> Work instruction
Repeat each line of the records below exactly.

*** Given records ***

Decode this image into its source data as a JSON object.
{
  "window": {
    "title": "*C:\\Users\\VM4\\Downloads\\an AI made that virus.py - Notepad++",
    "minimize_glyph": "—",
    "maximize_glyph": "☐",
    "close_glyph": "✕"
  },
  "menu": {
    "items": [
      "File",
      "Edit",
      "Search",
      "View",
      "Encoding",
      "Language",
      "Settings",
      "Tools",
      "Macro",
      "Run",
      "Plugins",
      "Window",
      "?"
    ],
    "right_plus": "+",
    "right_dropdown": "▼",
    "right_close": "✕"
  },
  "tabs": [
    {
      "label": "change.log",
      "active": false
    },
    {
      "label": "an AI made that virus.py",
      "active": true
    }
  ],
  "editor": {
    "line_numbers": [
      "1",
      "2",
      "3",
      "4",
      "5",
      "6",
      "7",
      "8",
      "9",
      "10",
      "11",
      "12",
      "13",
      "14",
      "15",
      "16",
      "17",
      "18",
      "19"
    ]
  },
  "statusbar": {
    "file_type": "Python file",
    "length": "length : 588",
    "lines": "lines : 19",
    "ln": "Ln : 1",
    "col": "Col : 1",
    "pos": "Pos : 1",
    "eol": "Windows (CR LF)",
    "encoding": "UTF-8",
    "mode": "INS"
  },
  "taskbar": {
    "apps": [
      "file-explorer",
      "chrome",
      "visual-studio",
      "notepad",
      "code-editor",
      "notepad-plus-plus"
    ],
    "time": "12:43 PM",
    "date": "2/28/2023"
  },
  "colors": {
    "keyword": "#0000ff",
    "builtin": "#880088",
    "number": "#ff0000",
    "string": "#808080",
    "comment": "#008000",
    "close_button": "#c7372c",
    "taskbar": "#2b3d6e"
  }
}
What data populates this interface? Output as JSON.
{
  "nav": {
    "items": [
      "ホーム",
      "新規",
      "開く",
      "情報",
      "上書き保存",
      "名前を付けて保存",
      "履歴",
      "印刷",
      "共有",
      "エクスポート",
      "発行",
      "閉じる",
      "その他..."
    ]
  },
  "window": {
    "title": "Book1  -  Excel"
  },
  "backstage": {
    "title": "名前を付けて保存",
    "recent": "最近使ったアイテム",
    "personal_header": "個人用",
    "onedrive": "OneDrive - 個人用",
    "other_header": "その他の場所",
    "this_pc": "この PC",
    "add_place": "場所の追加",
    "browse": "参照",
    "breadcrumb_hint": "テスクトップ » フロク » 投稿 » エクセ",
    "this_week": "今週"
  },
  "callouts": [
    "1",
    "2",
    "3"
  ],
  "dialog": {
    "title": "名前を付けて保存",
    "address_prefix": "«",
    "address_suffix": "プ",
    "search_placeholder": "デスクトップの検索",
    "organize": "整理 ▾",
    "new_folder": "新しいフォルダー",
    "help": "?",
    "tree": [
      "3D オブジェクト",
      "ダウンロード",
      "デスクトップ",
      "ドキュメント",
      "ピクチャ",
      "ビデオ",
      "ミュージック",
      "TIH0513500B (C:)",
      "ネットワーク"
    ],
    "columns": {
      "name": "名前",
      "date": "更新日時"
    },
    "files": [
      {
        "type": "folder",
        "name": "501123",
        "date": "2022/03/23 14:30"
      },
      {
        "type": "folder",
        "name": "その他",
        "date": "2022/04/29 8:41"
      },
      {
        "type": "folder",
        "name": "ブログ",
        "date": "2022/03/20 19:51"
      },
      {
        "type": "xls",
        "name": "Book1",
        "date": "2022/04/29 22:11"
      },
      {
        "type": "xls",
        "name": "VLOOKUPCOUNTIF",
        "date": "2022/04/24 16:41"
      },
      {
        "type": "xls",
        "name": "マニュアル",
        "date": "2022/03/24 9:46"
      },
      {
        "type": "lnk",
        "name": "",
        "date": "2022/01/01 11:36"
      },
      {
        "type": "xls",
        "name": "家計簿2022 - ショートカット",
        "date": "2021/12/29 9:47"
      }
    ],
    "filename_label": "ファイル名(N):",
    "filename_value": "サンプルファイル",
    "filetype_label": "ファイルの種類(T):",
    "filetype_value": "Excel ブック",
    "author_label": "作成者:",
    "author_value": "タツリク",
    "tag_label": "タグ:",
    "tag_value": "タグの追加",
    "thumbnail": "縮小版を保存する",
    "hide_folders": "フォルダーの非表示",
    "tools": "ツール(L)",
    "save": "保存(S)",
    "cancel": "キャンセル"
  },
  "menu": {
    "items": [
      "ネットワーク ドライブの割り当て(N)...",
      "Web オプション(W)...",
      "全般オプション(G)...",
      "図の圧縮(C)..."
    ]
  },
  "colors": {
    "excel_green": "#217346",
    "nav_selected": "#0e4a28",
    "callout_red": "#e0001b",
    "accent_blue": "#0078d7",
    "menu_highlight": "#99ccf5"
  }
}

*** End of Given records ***

> Written response
Decode this image into its source data as a JSON object.
{
  "window": {
    "title": "*C:\\Users\\VM4\\Downloads\\an AI made that virus.py - Notepad++",
    "minimize_glyph": "—",
    "maximize_glyph": "☐",
    "close_glyph": "✕"
  },
  "menu": {
    "items": [
      "File",
      "Edit",
      "Search",
      "View",
      "Encoding",
      "Language",
      "Settings",
      "Tools",
      "Macro",
      "Run",
      "Plugins",
      "Window",
      "?"
    ],
    "right_plus": "+",
    "right_dropdown": "▼",
    "right_close": "✕"
  },
  "tabs": [
    {
      "label": "change.log",
      "active": false
    },
    {
      "label": "an AI made that virus.py",
      "active": true
    }
  ],
  "editor": {
    "line_numbers": [
      "1",
      "2",
      "3",
      "4",
      "5",
      "6",
      "7",
      "8",
      "9",
      "10",
      "11",
      "12",
      "13",
      "14",
      "15",
      "16",
      "17",
      "18",
      "19"
    ]
  },
  "statusbar": {
    "file_type": "Python file",
    "length": "length : 588",
    "lines": "lines : 19",
    "ln": "Ln : 1",
    "col": "Col : 1",
    "pos": "Pos : 1",
    "eol": "Windows (CR LF)",
    "encoding": "UTF-8",
    "mode": "INS"
  },
  "taskbar": {
    "apps": [
      "file-explorer",
      "chrome",
      "visual-studio",
      "notepad",
      "code-editor",
      "notepad-plus-plus"
    ],
    "time": "12:43 PM",
    "date": "2/28/2023"
  },
  "colors": {
    "keyword": "#0000ff",
    "builtin": "#880088",
    "number": "#ff0000",
    "string": "#808080",
    "comment": "#008000",
    "close_button": "#c7372c",
    "taskbar": "#2b3d6e"
  }
}
What data populates this interface? Output as JSON.
{
  "nav": {
    "items": [
      "ホーム",
      "新規",
      "開く",
      "情報",
      "上書き保存",
      "名前を付けて保存",
      "履歴",
      "印刷",
      "共有",
      "エクスポート",
      "発行",
      "閉じる",
      "その他..."
    ]
  },
  "window": {
    "title": "Book1  -  Excel"
  },
  "backstage": {
    "title": "名前を付けて保存",
    "recent": "最近使ったアイテム",
    "personal_header": "個人用",
    "onedrive": "OneDrive - 個人用",
    "other_header": "その他の場所",
    "this_pc": "この PC",
    "add_place": "場所の追加",
    "browse": "参照",
    "breadcrumb_hint": "テスクトップ » フロク » 投稿 » エクセ",
    "this_week": "今週"
  },
  "callouts": [
    "1",
    "2",
    "3"
  ],
  "dialog": {
    "title": "名前を付けて保存",
    "address_prefix": "«",
    "address_suffix": "プ",
    "search_placeholder": "デスクトップの検索",
    "organize": "整理 ▾",
    "new_folder": "新しいフォルダー",
    "help": "?",
    "tree": [
      "3D オブジェクト",
      "ダウンロード",
      "デスクトップ",
      "ドキュメント",
      "ピクチャ",
      "ビデオ",
      "ミュージック",
      "TIH0513500B (C:)",
      "ネットワーク"
    ],
    "columns": {
      "name": "名前",
      "date": "更新日時"
    },
    "files": [
      {
        "type": "folder",
        "name": "501123",
        "date": "2022/03/23 14:30"
      },
      {
        "type": "folder",
        "name": "その他",
        "date": "2022/04/29 8:41"
      },
      {
        "type": "folder",
        "name": "ブログ",
        "date": "2022/03/20 19:51"
      },
      {
        "type": "xls",
        "name": "Book1",
        "date": "2022/04/29 22:11"
      },
      {
        "type": "xls",
        "name": "VLOOKUPCOUNTIF",
        "date": "2022/04/24 16:41"
      },
      {
        "type": "xls",
        "name": "マニュアル",
        "date": "2022/03/24 9:46"
      },
      {
        "type": "lnk",
        "name": "",
        "date": "2022/01/01 11:36"
      },
      {
        "type": "xls",
        "name": "家計簿2022 - ショートカット",
        "date": "2021/12/29 9:47"
      }
    ],
    "filename_label": "ファイル名(N):",
    "filename_value": "サンプルファイル",
    "filetype_label": "ファイルの種類(T):",
    "filetype_value": "Excel ブック",
    "author_label": "作成者:",
    "author_value": "タツリク",
    "tag_label": "タグ:",
    "tag_value": "タグの追加",
    "thumbnail": "縮小版を保存する",
    "hide_folders": "フォルダーの非表示",
    "tools": "ツール(L)",
    "save": "保存(S)",
    "cancel": "キャンセル"
  },
  "menu": {
    "items": [
      "ネットワーク ドライブの割り当て(N)...",
      "Web オプション(W)...",
      "全般オプション(G)...",
      "図の圧縮(C)..."
    ]
  },
  "colors": {
    "excel_green": "#217346",
    "nav_selected": "#0e4a28",
    "callout_red": "#e0001b",
    "accent_blue": "#0078d7",
    "menu_highlight": "#99ccf5"
  }
}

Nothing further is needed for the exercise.